- Freely readable preprint of the paper describing the details of the full analysis and results: First low frequency all-sky search for continuous gravitational wave signals by J. Aasi et al.
- Ellipticity: Roughly it can be thought of as the ratio between the size of deformation, or "mountain", Δr, compared to the star's radius, r, so ε ∼ Δr/r. Technically it is a ratio of the difference between two perpendicular moments of inertia and the third perpendicular, principal, moment of inertia.
- Spin-down: Pulsars are rotating neutron stars whose rotational speed is seen to decrease with time (equivalent to an increase in rotational period).
Figures from the Publication
For more information on the meaning of these figures, see the preprint at arXiv.org.
Upper limits on signal amplitude as a function of the frequency. We have computed one upper limit value for each 1 Hz band. Open circles refer to upper limits valid over the full corresponding 1 Hz band. Some 1 Hz bands, however, are very noisy and in such cases the upper limit has been computed excluding the most disturbed parts. Filled circles refer to these specific bands.
Astrophysical reach of the search. The sets of points give the relation between the frequency derivative (spin-down) and the frequency of a signal emitted by a detectable source placed at various distances. The triangles correspond to a distance of 500 parsecs; the circles to a distance of 100 parsecs; the stars to a distance of 10 parsecs and the squares to a distance of 1 parsec.
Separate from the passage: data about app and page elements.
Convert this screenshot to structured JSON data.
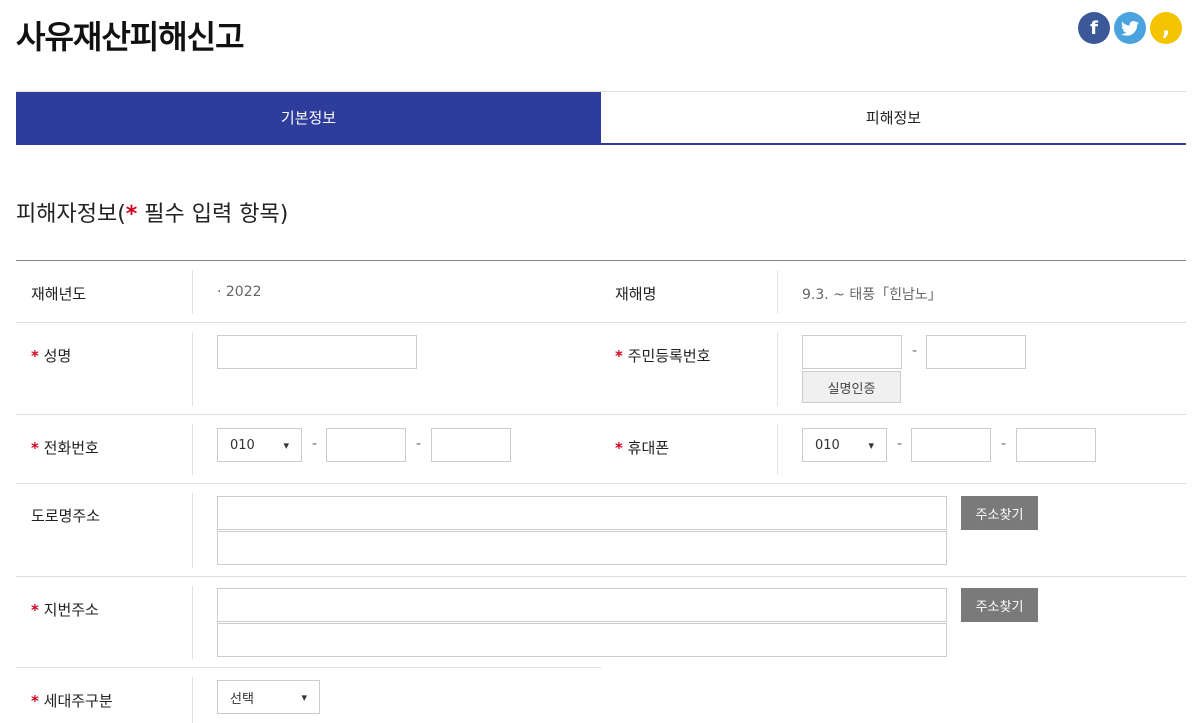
{
  "page": {
    "title": "사유재산피해신고",
    "social": {
      "facebook": "f",
      "twitter": "t",
      "kakaostory": ","
    },
    "tabs": [
      {
        "label": "기본정보",
        "active": true
      },
      {
        "label": "피해정보",
        "active": false
      }
    ],
    "section": {
      "title_prefix": "피해자정보(",
      "required_mark": "*",
      "title_suffix": " 필수 입력 항목)"
    }
  },
  "form": {
    "required_mark": "*",
    "disaster_year": {
      "label": "재해년도",
      "value": "· 2022"
    },
    "disaster_name": {
      "label": "재해명",
      "value": "9.3. ~ 태풍「힌남노」"
    },
    "name": {
      "label": "성명",
      "value": ""
    },
    "resident_number": {
      "label": "주민등록번호",
      "dash": "-",
      "verify_button": "실명인증"
    },
    "phone": {
      "label": "전화번호",
      "prefix": "010",
      "dash": "-"
    },
    "mobile": {
      "label": "휴대폰",
      "prefix": "010",
      "dash": "-"
    },
    "road_address": {
      "label": "도로명주소",
      "search_button": "주소찾기"
    },
    "lot_address": {
      "label": "지번주소",
      "search_button": "주소찾기"
    },
    "household_type": {
      "label": "세대주구분",
      "selected": "선택"
    }
  },
  "colors": {
    "primary": "#2e3d9c",
    "required": "#d0021b",
    "gray_button": "#7a7a7a"
  }
}
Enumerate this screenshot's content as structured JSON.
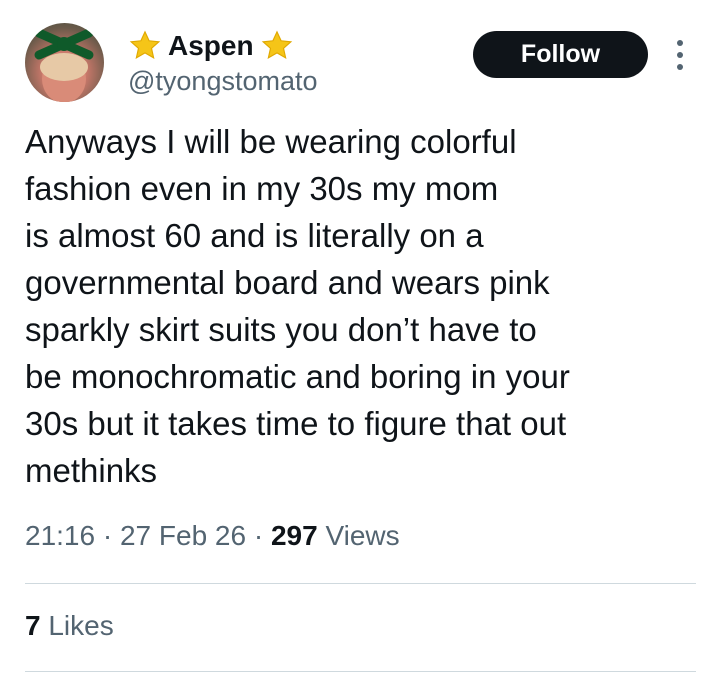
{
  "author": {
    "display_name": "Aspen",
    "name_emoji_left": "star-emoji",
    "name_emoji_right": "star-emoji",
    "handle": "@tyongstomato"
  },
  "actions": {
    "follow_label": "Follow",
    "more_icon": "more-vertical-icon"
  },
  "tweet": {
    "lines": [
      "Anyways I will be wearing colorful",
      "fashion even in my 30s my mom",
      "is almost 60 and is literally on a",
      "governmental board and wears pink",
      "sparkly skirt suits you don’t have to",
      "be monochromatic and boring in your",
      "30s but it takes time to figure that out",
      "methinks"
    ]
  },
  "meta": {
    "time": "21:16",
    "separator": " · ",
    "date": "27 Feb 26",
    "views_count": "297",
    "views_label": " Views"
  },
  "engagement": {
    "likes_count": "7",
    "likes_label": " Likes"
  },
  "colors": {
    "text": "#0f1419",
    "secondary": "#536471",
    "button_bg": "#0f1419",
    "divider": "#cfd9de",
    "star": "#f5c518"
  }
}
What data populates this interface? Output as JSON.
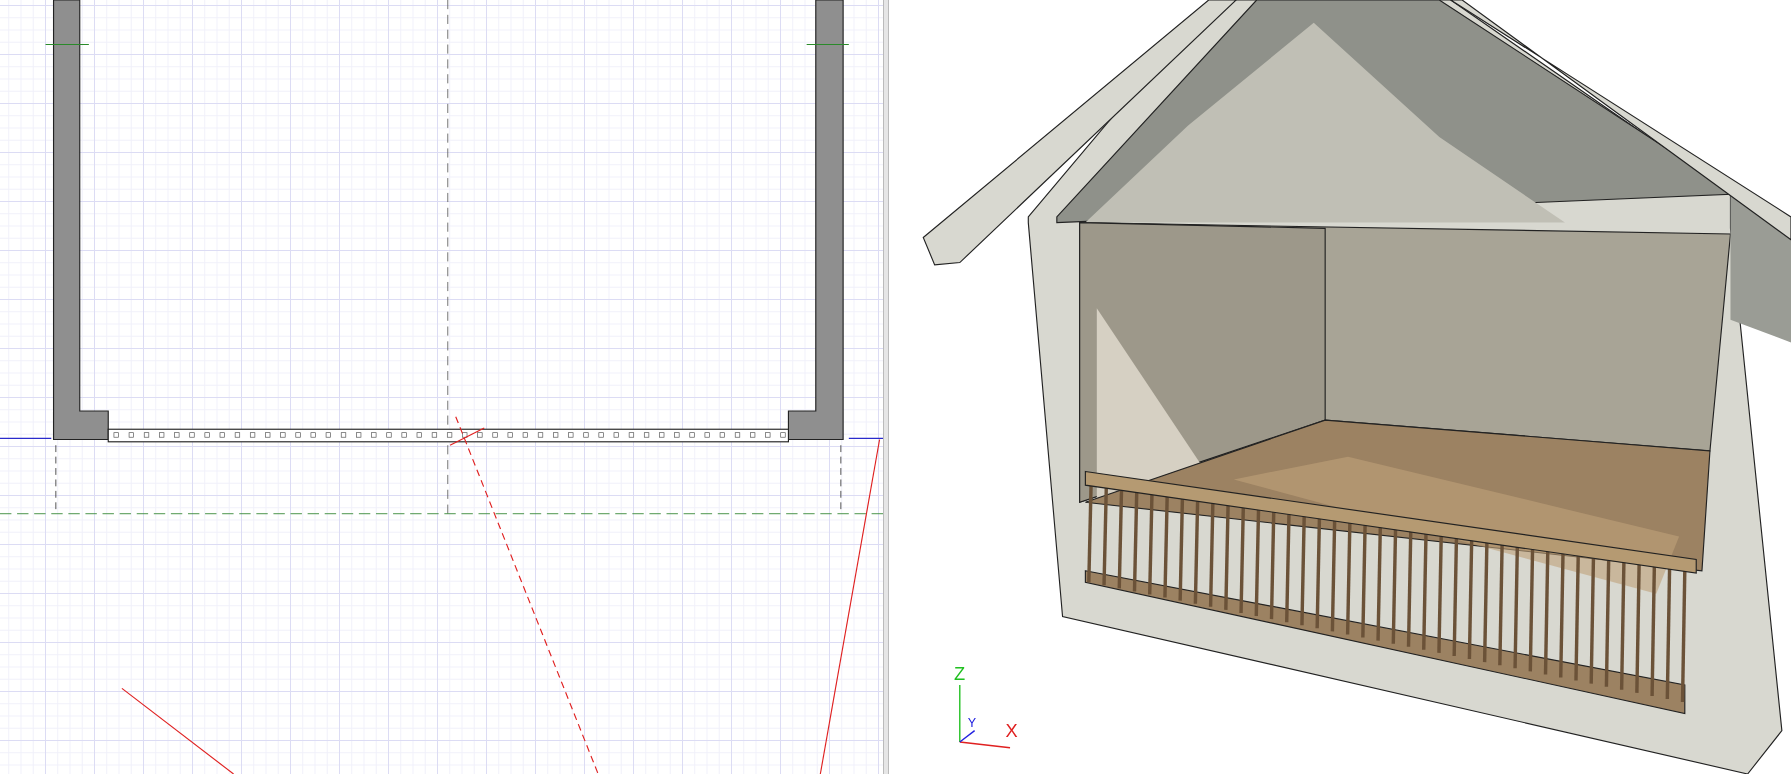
{
  "view_3d": {
    "axis_gizmo": {
      "z": "Z",
      "y": "Y",
      "x": "X"
    }
  }
}
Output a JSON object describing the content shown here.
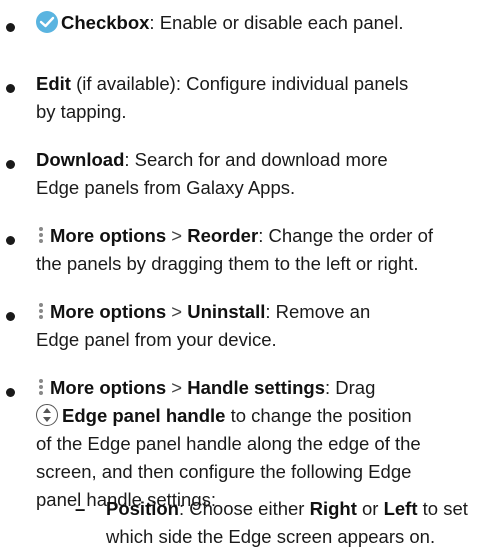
{
  "items": [
    {
      "name": "Checkbox",
      "icon": "checkbox-icon",
      "desc": ": Enable or disable each panel."
    },
    {
      "name": "Edit",
      "desc1": " (if available): Configure individual panels",
      "desc2": "by tapping."
    },
    {
      "name": "Download",
      "desc1": ": Search for and download more",
      "desc2": "Edge panels from Galaxy Apps."
    },
    {
      "icon": "more-options-icon",
      "menu": "More options",
      "sep": ">",
      "action": "Reorder",
      "desc1": ": Change the order of",
      "desc2": "the panels by dragging them to the left or right."
    },
    {
      "icon": "more-options-icon",
      "menu": "More options",
      "sep": ">",
      "action": "Uninstall",
      "desc1": ": Remove an",
      "desc2": "Edge panel from your device."
    },
    {
      "icon": "more-options-icon",
      "menu": "More options",
      "sep": ">",
      "action": "Handle settings",
      "desc1": ": Drag",
      "handle_icon": "edge-panel-handle-icon",
      "handle_label": "Edge panel handle",
      "desc2": " to change the position",
      "desc3": "of the Edge panel handle along the edge of the",
      "desc4": "screen, and then configure the following Edge",
      "desc5": "panel handle settings:"
    }
  ],
  "subitems": [
    {
      "name": "Position",
      "desc_a": ": Choose either ",
      "opt1": "Right",
      "mid": " or ",
      "opt2": "Left",
      "desc_b": " to set",
      "desc2": "which side the Edge screen appears on."
    }
  ],
  "colors": {
    "accent": "#5ab4e0",
    "text": "#1a1a1a"
  }
}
The dashed lines represents lines of constant ellipticity. The horizontal dot-dashed line indicates the maximum spin-down value searched in the analysis.